**Exercise instructions**
Select every line containing the word "What" from the material, and copy those lines.

::: Supplied information :::

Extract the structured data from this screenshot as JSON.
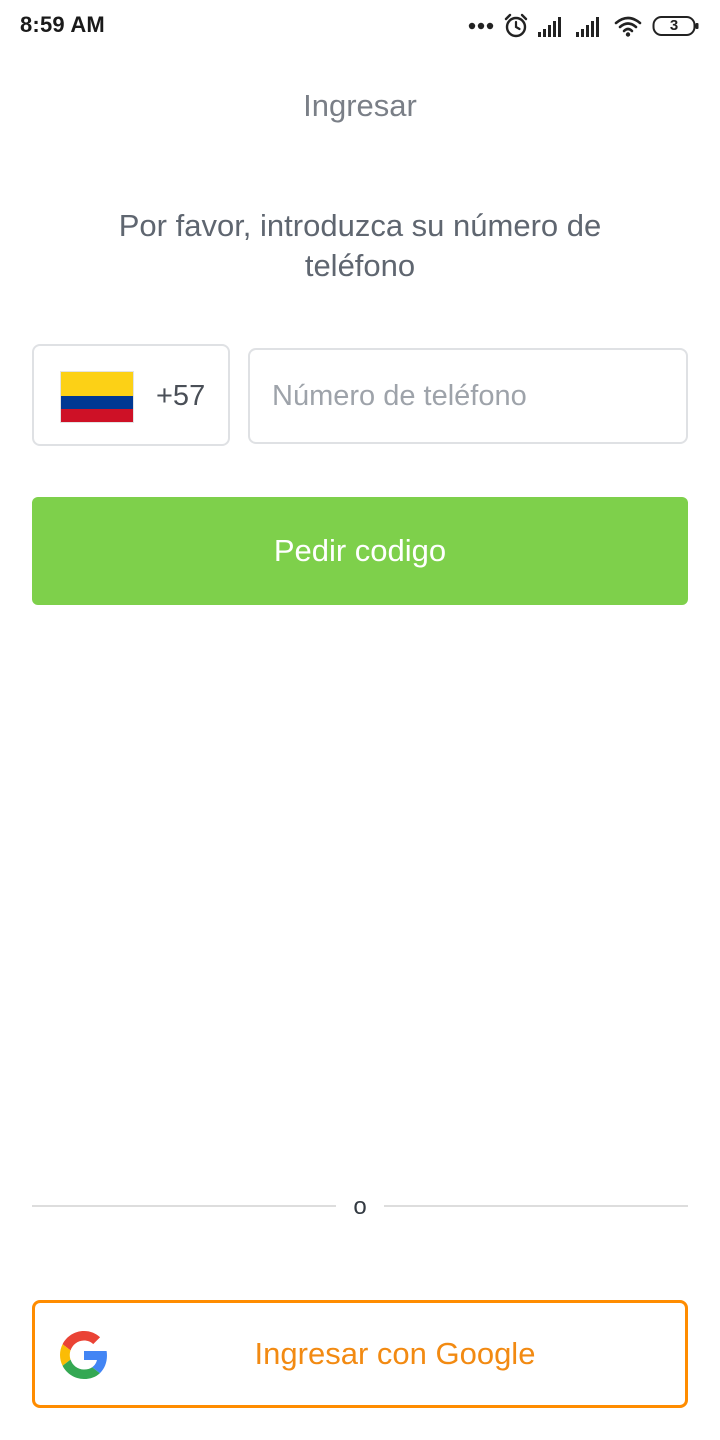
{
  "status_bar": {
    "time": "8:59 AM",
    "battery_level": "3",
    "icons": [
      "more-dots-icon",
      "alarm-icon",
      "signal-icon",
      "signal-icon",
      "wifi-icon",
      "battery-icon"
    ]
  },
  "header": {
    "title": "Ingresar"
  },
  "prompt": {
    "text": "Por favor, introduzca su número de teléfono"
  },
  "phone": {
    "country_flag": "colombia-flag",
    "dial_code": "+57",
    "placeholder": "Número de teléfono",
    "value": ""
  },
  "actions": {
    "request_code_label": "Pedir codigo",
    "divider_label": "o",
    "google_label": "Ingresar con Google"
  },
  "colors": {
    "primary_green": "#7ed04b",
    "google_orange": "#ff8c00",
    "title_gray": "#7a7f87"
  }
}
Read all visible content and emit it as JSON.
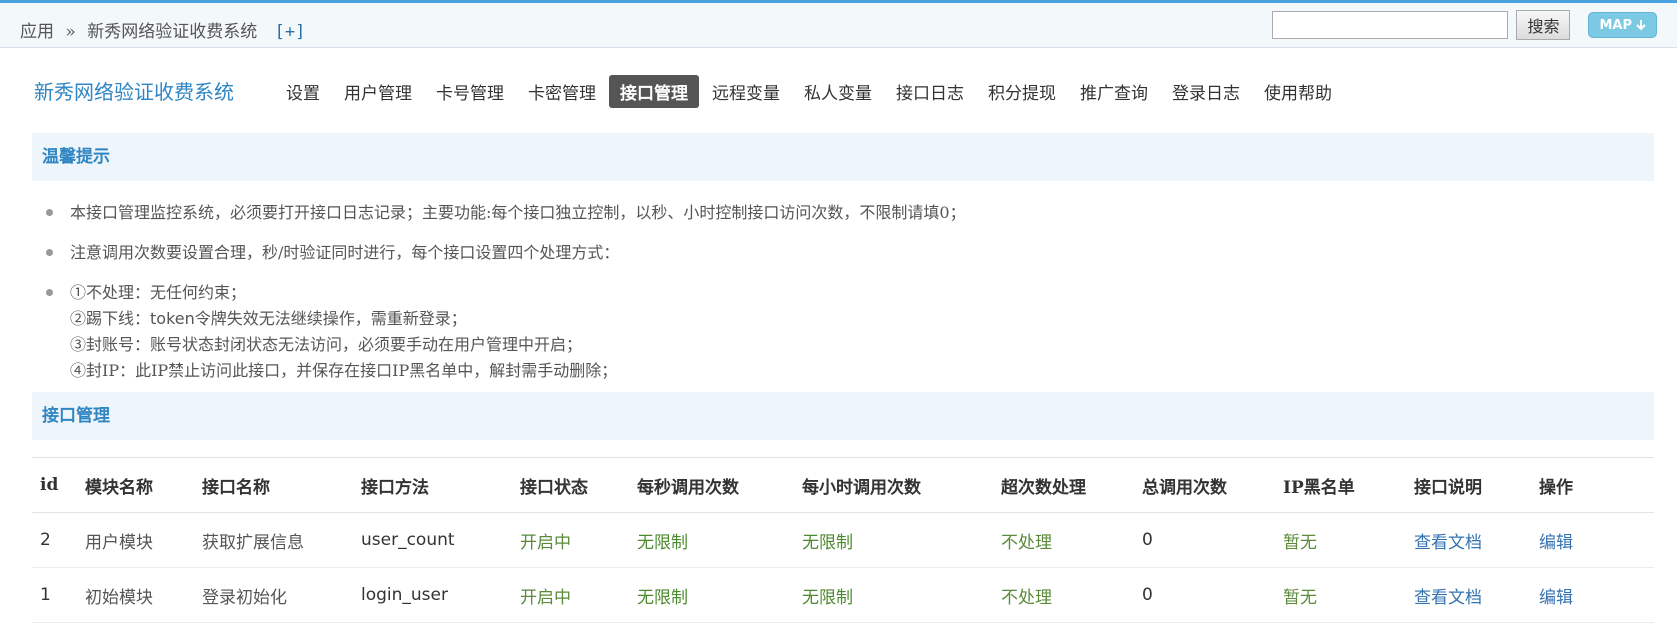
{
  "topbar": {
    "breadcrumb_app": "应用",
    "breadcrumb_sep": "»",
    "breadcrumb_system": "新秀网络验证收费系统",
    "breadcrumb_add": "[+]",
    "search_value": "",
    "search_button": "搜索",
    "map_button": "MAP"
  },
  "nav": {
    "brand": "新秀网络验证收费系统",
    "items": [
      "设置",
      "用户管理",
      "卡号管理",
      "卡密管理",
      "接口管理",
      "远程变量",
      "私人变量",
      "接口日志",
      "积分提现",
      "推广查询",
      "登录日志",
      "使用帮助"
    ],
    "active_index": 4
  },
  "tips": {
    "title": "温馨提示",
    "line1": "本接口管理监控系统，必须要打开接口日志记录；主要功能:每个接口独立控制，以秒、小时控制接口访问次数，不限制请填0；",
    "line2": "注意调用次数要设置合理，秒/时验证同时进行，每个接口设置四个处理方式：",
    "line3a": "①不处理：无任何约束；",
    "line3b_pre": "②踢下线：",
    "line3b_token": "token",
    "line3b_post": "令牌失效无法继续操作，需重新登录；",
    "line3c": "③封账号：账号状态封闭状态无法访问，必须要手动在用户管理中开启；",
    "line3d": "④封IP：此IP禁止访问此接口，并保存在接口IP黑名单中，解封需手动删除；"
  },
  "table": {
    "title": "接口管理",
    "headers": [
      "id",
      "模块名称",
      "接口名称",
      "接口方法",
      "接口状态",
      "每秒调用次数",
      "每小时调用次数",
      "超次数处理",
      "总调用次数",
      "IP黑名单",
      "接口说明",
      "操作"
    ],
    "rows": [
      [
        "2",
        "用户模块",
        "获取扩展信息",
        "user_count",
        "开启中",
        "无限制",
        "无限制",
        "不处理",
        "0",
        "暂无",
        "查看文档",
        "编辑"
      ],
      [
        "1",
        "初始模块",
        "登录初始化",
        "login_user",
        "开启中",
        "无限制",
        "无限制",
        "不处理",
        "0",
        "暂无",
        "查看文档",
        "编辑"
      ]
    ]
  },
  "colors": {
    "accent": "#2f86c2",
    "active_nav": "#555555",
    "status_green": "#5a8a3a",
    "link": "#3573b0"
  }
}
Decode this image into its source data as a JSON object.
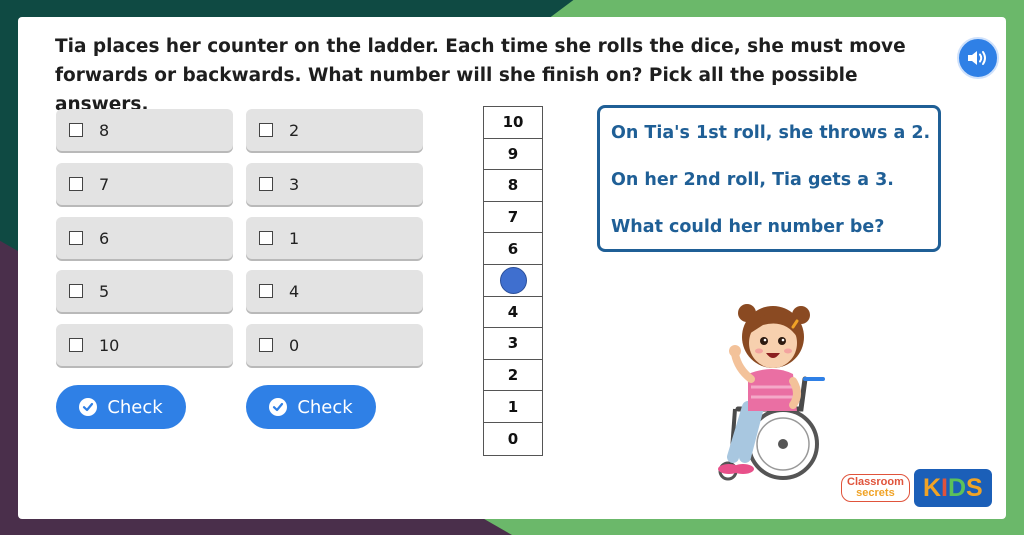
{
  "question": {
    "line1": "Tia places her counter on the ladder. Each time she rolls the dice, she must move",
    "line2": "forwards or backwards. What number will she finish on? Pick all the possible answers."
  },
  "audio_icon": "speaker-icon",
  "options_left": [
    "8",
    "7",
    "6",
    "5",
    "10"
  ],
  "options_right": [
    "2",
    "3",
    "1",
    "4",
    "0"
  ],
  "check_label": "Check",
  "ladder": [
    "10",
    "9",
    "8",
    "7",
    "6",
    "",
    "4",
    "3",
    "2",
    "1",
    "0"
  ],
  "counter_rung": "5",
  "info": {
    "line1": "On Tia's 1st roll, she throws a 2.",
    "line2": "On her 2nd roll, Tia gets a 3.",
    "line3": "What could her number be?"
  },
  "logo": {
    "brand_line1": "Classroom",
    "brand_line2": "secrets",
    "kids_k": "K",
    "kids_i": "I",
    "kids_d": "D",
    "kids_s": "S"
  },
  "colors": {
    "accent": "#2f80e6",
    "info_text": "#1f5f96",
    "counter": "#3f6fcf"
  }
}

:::

**Response to this exercise**
    "line2": "forwards or backwards. What number will she finish on? Pick all the possible answers."
    "line3": "What could her number be?"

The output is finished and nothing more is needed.